## Action item
In the entries, find all lines that hold the word "участие" and copy them.

Source records:
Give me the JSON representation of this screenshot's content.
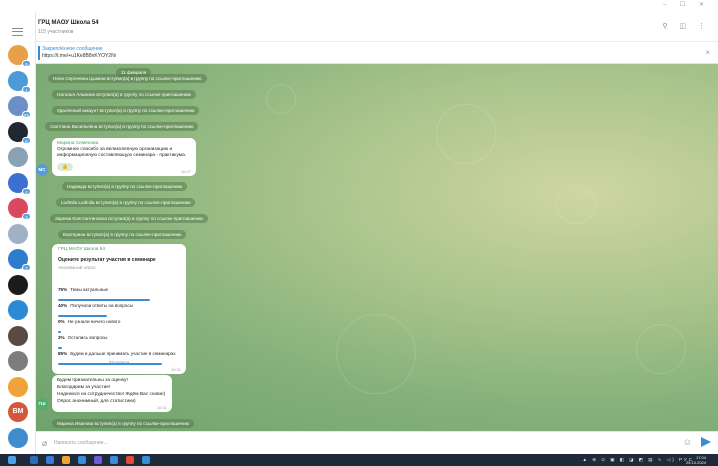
{
  "window": {
    "controls": "–  ☐  ✕"
  },
  "header": {
    "title": "ГРЦ МАОУ Школа 54",
    "subtitle": "115 участников",
    "icons": [
      "search-icon",
      "columns-icon",
      "more-vert-icon"
    ]
  },
  "pinned": {
    "title": "Закреплённое сообщение",
    "text": "https://t.me/+u1Ke8B8nKYOY2Ni"
  },
  "sidebar": {
    "chats": [
      {
        "color": "#e7a04a",
        "badge": "9"
      },
      {
        "color": "#4c9bd6",
        "badge": "1"
      },
      {
        "color": "#6c8ec9",
        "badge": "55"
      },
      {
        "color": "#222831",
        "badge": "8"
      },
      {
        "color": "#8aa2b5",
        "badge": ""
      },
      {
        "color": "#3c6fd1",
        "badge": "4"
      },
      {
        "color": "#d9485f",
        "badge": "9"
      },
      {
        "color": "#9fb2c4",
        "badge": ""
      },
      {
        "color": "#2f7ccf",
        "badge": "2"
      },
      {
        "color": "#1c1c1c",
        "badge": ""
      },
      {
        "color": "#2b8ad6",
        "badge": ""
      },
      {
        "color": "#5a4a44",
        "badge": ""
      },
      {
        "color": "#7d7d7d",
        "badge": ""
      },
      {
        "color": "#f0a23b",
        "badge": ""
      },
      {
        "color": "#d5573b",
        "initials": "ВМ",
        "badge": ""
      },
      {
        "color": "#3f8ccf",
        "badge": ""
      }
    ]
  },
  "messages": {
    "date": "11 февраля",
    "svc1": "Нели Сергеевна Цыкина вступил(а) в группу по ссылке-приглашению",
    "svc2": "Наталья Алыкина вступил(а) в группу по ссылке-приглашению",
    "svc3": "Удаленный аккаунт вступил(а) в группу по ссылке-приглашению",
    "svc4": "Светлана Васильевна вступил(а) в группу по ссылке-приглашению",
    "m1_name": "Марина Семёнова",
    "m1_line1": "Огромное спасибо за великолепную организацию и",
    "m1_line2": "информационную составляющую семинара - практикума.",
    "m1_reaction": "👍",
    "m1_time": "10:27",
    "m1_avatar": "МС",
    "svc5": "Надежда вступил(а) в группу по ссылке-приглашению",
    "svc6": "Ludmila Ludmila вступил(а) в группу по ссылке-приглашению",
    "svc7": "Зарема Константиновна вступил(а) в группу по ссылке-приглашению",
    "svc8": "Екатерина вступил(а) в группу по ссылке-приглашению",
    "svc9": "Марина Иванова вступил(а) в группу по ссылке-приглашению",
    "m3_line1": "Будем признательны за оценку!",
    "m3_line2": "Благодарим за участие!",
    "m3_line3": "Надеемся на сотрудничество! Ждём Вас снова!)",
    "m3_line4": "Опрос анонимный, для статистики)",
    "m3_time": "10:31",
    "m3_avatar": "ГШ"
  },
  "poll": {
    "sender": "ГРЦ МАОУ Школа 54",
    "question": "Оцените результат участия в семинаре",
    "type": "Анонимный опрос",
    "options": [
      {
        "pct": "75%",
        "label": "Темы актуальные",
        "value": 0.75
      },
      {
        "pct": "40%",
        "label": "Получили ответы на вопросы",
        "value": 0.4
      },
      {
        "pct": "0%",
        "label": "Не узнали ничего нового",
        "value": 0.0
      },
      {
        "pct": "3%",
        "label": "Остались вопросы",
        "value": 0.03
      },
      {
        "pct": "85%",
        "label": "Будем и дальше принимать участие в семинарах",
        "value": 0.85
      }
    ],
    "votes": "33 голоса",
    "time": "10:31"
  },
  "composer": {
    "placeholder": "Написать сообщение..."
  },
  "taskbar": {
    "tray": "▲ ⊕ ⊙ ▣ ◧ ◪ ◩ ▤ ∿ ◁) РУС",
    "time": "17:04",
    "date": "25.10.2024",
    "app_colors": [
      "#2d6db5",
      "#3b7bd6",
      "#f0a23b",
      "#3a8dd4",
      "#6c5fd6",
      "#3a8dd4",
      "#e04b3b",
      "#3a8dd4"
    ]
  },
  "colors": {
    "accent": "#3a8dd4",
    "green": "#3aa35a"
  }
}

## Expected answer
    "m3_line2": "Благодарим за участие!",
        "label": "Будем и дальше принимать участие в семинарах",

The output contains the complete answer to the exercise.